Go through the listing below and repeat it exactly, dropping the pictures.
☆ ☆ ☆ ☆
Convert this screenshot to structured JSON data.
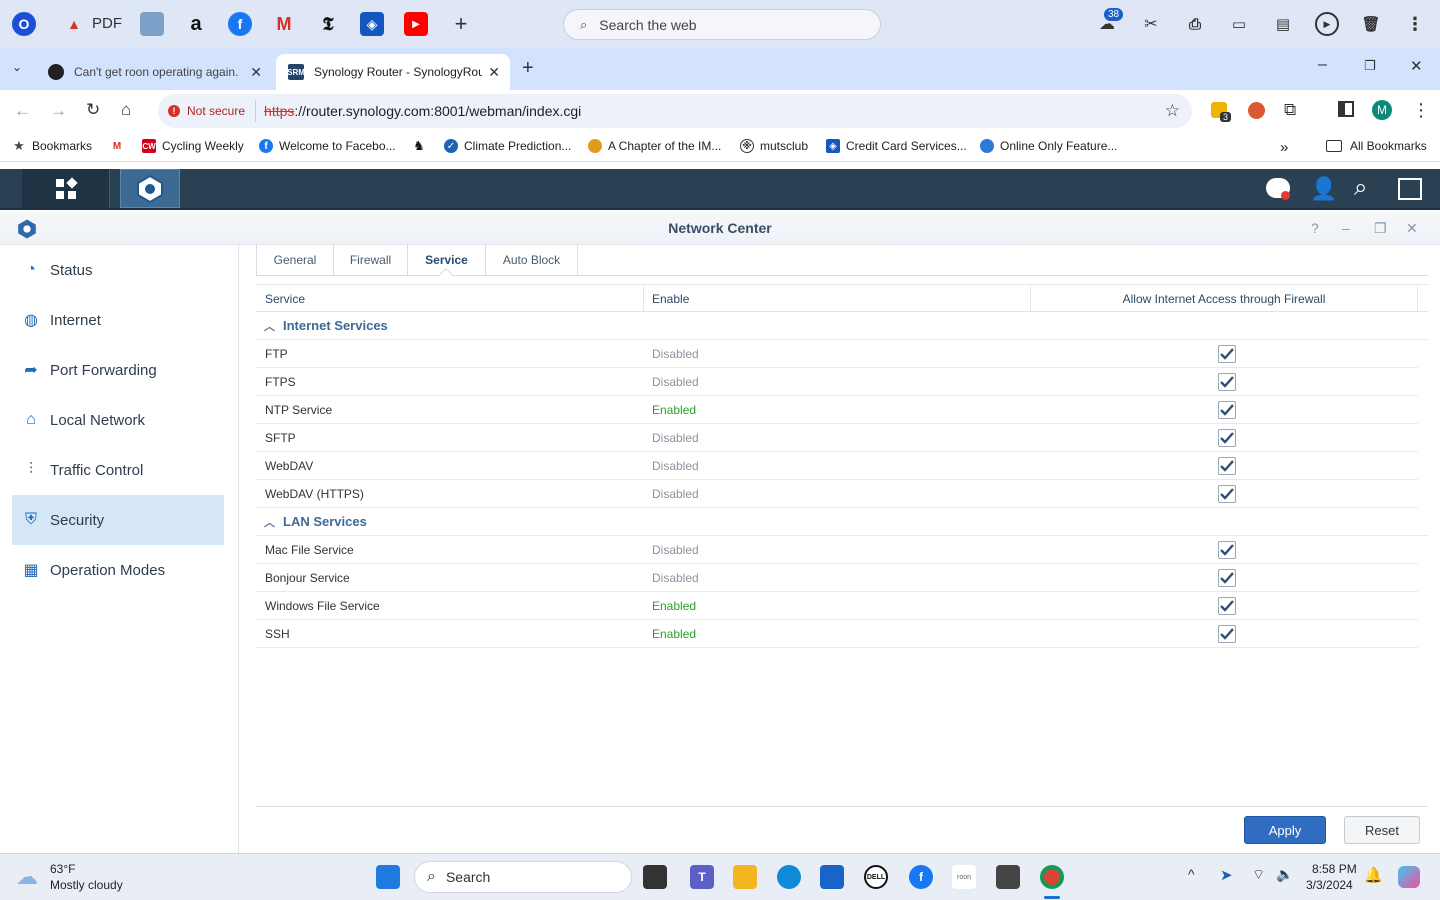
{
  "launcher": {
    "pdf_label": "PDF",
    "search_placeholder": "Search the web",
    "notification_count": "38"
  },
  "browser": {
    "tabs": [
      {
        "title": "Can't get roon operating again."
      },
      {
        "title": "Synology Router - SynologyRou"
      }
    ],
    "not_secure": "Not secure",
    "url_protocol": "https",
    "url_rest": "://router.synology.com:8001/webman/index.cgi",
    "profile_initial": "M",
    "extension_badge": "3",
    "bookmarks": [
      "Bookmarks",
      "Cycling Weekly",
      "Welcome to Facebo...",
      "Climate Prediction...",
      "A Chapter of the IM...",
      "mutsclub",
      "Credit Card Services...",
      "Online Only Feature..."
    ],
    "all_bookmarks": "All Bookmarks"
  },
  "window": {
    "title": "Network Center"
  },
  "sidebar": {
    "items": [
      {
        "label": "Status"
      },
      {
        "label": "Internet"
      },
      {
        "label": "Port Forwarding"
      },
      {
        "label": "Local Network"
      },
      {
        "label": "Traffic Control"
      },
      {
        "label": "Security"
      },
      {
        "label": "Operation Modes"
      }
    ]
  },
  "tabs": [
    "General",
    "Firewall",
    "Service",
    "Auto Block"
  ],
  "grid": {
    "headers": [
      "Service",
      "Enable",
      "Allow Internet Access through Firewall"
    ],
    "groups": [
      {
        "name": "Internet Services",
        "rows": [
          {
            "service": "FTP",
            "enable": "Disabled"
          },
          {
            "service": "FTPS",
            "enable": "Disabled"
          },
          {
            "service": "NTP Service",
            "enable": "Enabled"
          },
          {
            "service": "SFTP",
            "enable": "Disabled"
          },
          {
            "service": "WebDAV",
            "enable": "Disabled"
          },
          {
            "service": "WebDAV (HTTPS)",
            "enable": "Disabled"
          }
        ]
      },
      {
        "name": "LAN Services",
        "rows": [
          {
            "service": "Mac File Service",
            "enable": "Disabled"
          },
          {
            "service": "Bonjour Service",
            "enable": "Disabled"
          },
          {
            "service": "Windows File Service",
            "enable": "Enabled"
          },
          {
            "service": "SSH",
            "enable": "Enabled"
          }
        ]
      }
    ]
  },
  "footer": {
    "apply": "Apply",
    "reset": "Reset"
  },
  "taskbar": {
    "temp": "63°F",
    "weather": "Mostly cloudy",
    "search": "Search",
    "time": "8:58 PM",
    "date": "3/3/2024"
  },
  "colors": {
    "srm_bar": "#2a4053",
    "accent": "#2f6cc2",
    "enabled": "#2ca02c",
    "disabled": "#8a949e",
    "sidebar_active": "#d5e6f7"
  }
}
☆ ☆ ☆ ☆
■ **RESULT**:
Convert this screenshot to structured JSON data.
{
  "launcher": {
    "pdf_label": "PDF",
    "search_placeholder": "Search the web",
    "notification_count": "38"
  },
  "browser": {
    "tabs": [
      {
        "title": "Can't get roon operating again."
      },
      {
        "title": "Synology Router - SynologyRou"
      }
    ],
    "not_secure": "Not secure",
    "url_protocol": "https",
    "url_rest": "://router.synology.com:8001/webman/index.cgi",
    "profile_initial": "M",
    "extension_badge": "3",
    "bookmarks": [
      "Bookmarks",
      "Cycling Weekly",
      "Welcome to Facebo...",
      "Climate Prediction...",
      "A Chapter of the IM...",
      "mutsclub",
      "Credit Card Services...",
      "Online Only Feature..."
    ],
    "all_bookmarks": "All Bookmarks"
  },
  "window": {
    "title": "Network Center"
  },
  "sidebar": {
    "items": [
      {
        "label": "Status"
      },
      {
        "label": "Internet"
      },
      {
        "label": "Port Forwarding"
      },
      {
        "label": "Local Network"
      },
      {
        "label": "Traffic Control"
      },
      {
        "label": "Security"
      },
      {
        "label": "Operation Modes"
      }
    ]
  },
  "tabs": [
    "General",
    "Firewall",
    "Service",
    "Auto Block"
  ],
  "grid": {
    "headers": [
      "Service",
      "Enable",
      "Allow Internet Access through Firewall"
    ],
    "groups": [
      {
        "name": "Internet Services",
        "rows": [
          {
            "service": "FTP",
            "enable": "Disabled"
          },
          {
            "service": "FTPS",
            "enable": "Disabled"
          },
          {
            "service": "NTP Service",
            "enable": "Enabled"
          },
          {
            "service": "SFTP",
            "enable": "Disabled"
          },
          {
            "service": "WebDAV",
            "enable": "Disabled"
          },
          {
            "service": "WebDAV (HTTPS)",
            "enable": "Disabled"
          }
        ]
      },
      {
        "name": "LAN Services",
        "rows": [
          {
            "service": "Mac File Service",
            "enable": "Disabled"
          },
          {
            "service": "Bonjour Service",
            "enable": "Disabled"
          },
          {
            "service": "Windows File Service",
            "enable": "Enabled"
          },
          {
            "service": "SSH",
            "enable": "Enabled"
          }
        ]
      }
    ]
  },
  "footer": {
    "apply": "Apply",
    "reset": "Reset"
  },
  "taskbar": {
    "temp": "63°F",
    "weather": "Mostly cloudy",
    "search": "Search",
    "time": "8:58 PM",
    "date": "3/3/2024"
  },
  "colors": {
    "srm_bar": "#2a4053",
    "accent": "#2f6cc2",
    "enabled": "#2ca02c",
    "disabled": "#8a949e",
    "sidebar_active": "#d5e6f7"
  }
}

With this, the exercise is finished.